India imports 86 percent of its oil requirements while getting only a tiny 2 percent from Russia. Currently, India's trade with Russia is largely skewed towards imports.

India imported nearly $9 billion worth of goods from Russia in 2021. Though the figure involved may be peanuts, it can boost the morale of Russian banks. The payment mechanism in local currencies will be used as a possibility for deeper engagement in the future.

Since India has to earn the rubles in order to pay for imports from Russia, it has opened up the scope for greater exports like pharmaceuticals, tea and textiles or meat, sugar, rice, and dairy products to Russia which, after all, requires these items and cannot currently import due to the sweeping sanctions.

Though many U.S. officials, including Under Secretary of State for Political Affairs Victoria Nuland and Daleep Singh, a top Indian-American U.S. advisor and a key architect of Washington's punitive sanctions against Moscow, pleaded with India to stay away from Russian imports during their trips to India last month, their pleas fell on the deaf ears of New Delhi while Russian foreign minister Sergey Lavrov, who arrived in India at the same time, got a patient hearing.

UK Foreign Secretary Liz Truss also visited India to plead for the U.S. cause, but India paid little heed when she suggested New Delhi stay away from Russia.

Another nation Russia banks on to tide over the sanctions is Germany. While Britain is planning to phase out buying Russian oil in a year's time, Germany is on a buying spree. Europe's largest economy gets 55 percent of its gas imports from Russia.

Germany has said the country will continue to pay for Russian gas in euros after Putin signed a decree threatening to enforce rouble payments from unfriendly countries.
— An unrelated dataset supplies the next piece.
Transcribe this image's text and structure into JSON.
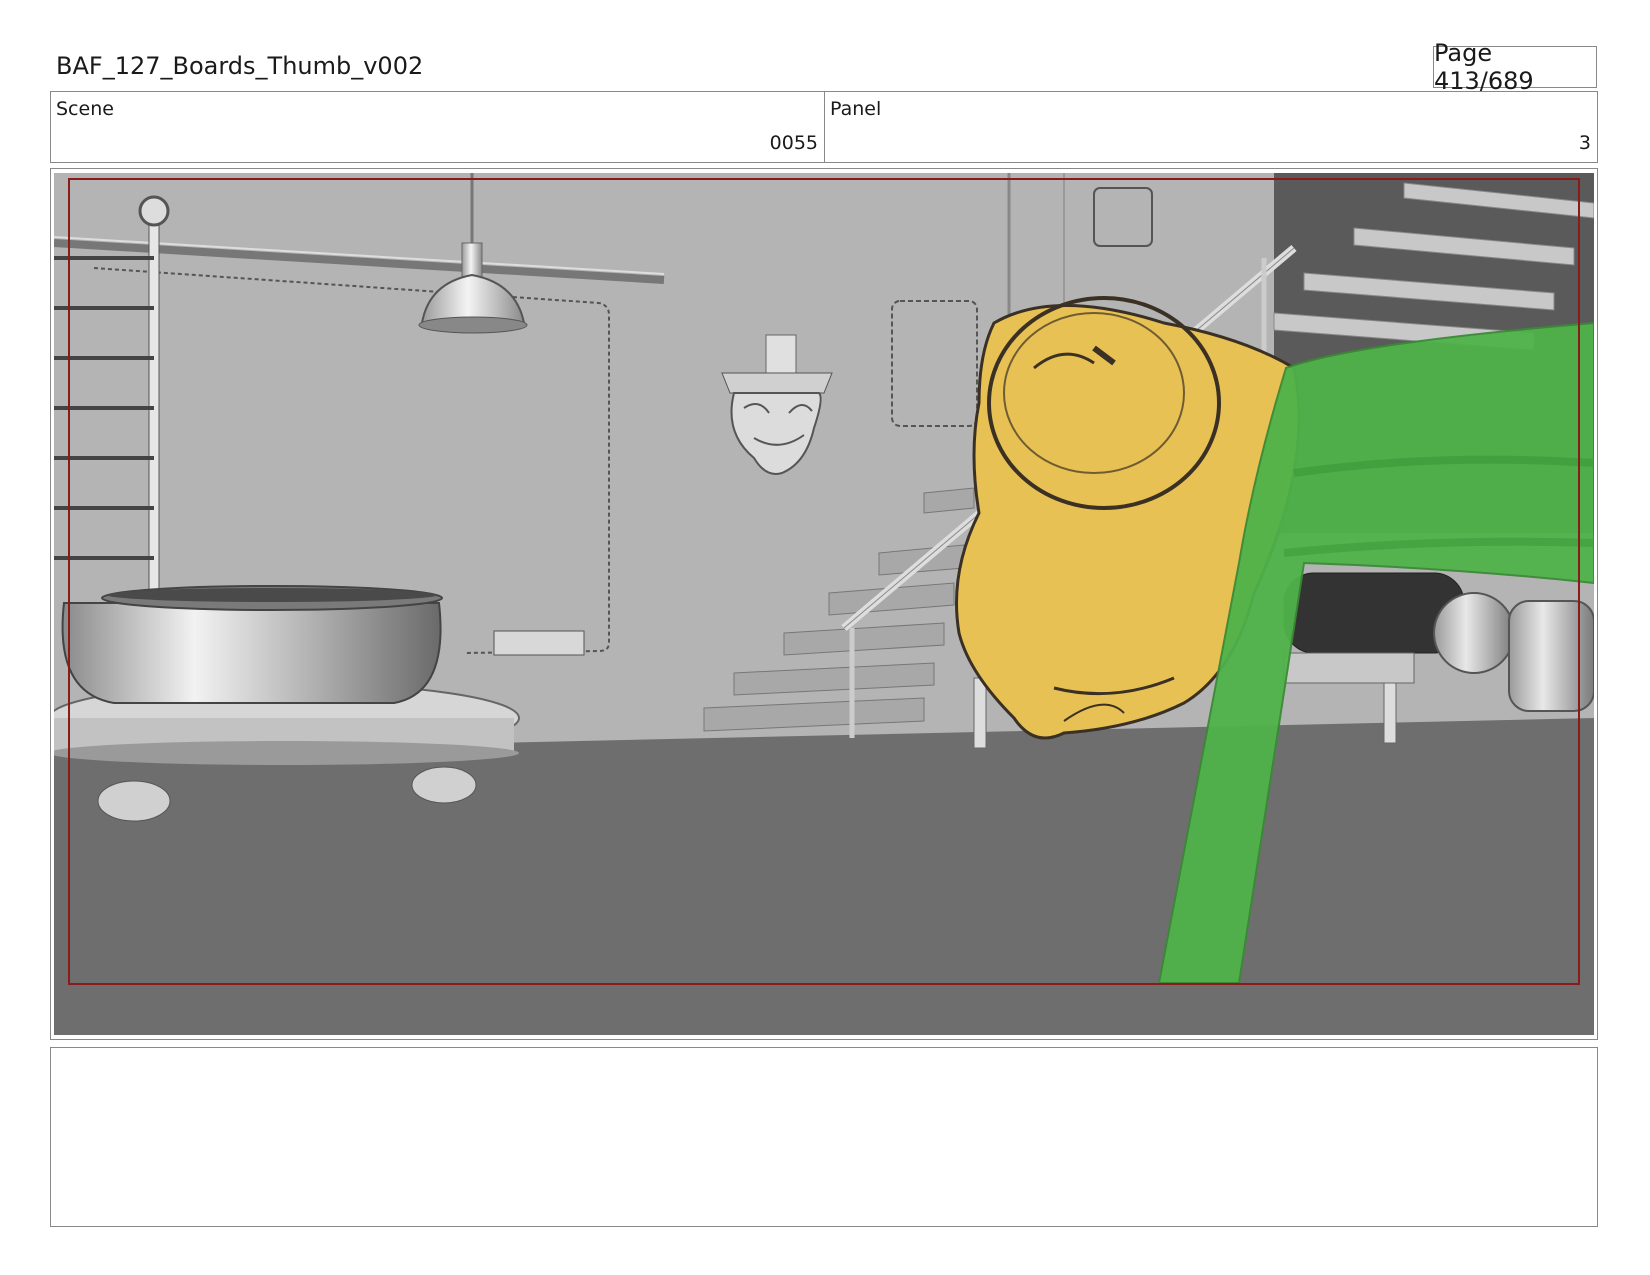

The new decree by Putin allows authorized banks to convert foreign currency in the payment process, as long as importers open a rouble account.

The German gas payments in euros would be converted into roubles by Russia's Gazprombank, which does not fall under the Western sanctions as the Russian energy sector is exempted from its purview.
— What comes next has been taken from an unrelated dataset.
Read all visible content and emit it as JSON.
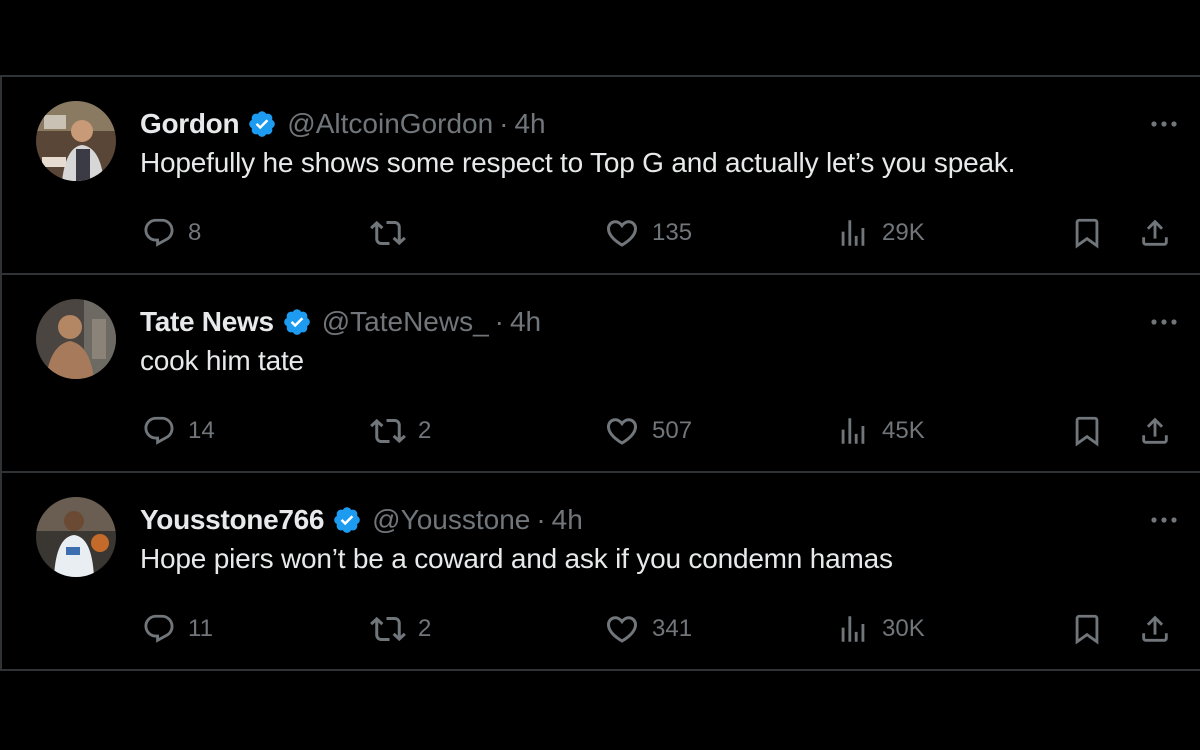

Russia is insisting on payment in rubles for natural gas as current contacts with European nations demand payment in euros or dollars. European nations are much more dependent on Russian energy which makes up 40 percent of Europe's gas and 25 percent of its oil imports.

Russia has hinted at extending ruble payments to other commodities like metals and fertilizers. Revenues from energy have been accounting for 43 percent of the Russian government's revenue between 2011 and 2020, according to the U.S. Energy Information Administration.

Changing currency would normally follow extended negotiations, and European nations are not happy to be exposed to the uncertainties and fluctuations that come with paying in the less-stable ruble.

As European leaders have turned down the proposal Kremlin spokesman Dmitry Peskov has said the change won't happen immediately but by late April or even early May.

However, a top European Commission energy official tweeted that the EU was looking forward to "to establish a common approach."

If the world's 11th largest economy succeeds in bending sanctions by strengthening its currency with Indian and German gestures, the invasion of Ukraine will linger on, plaguing Europe and the U.S. for a longer time.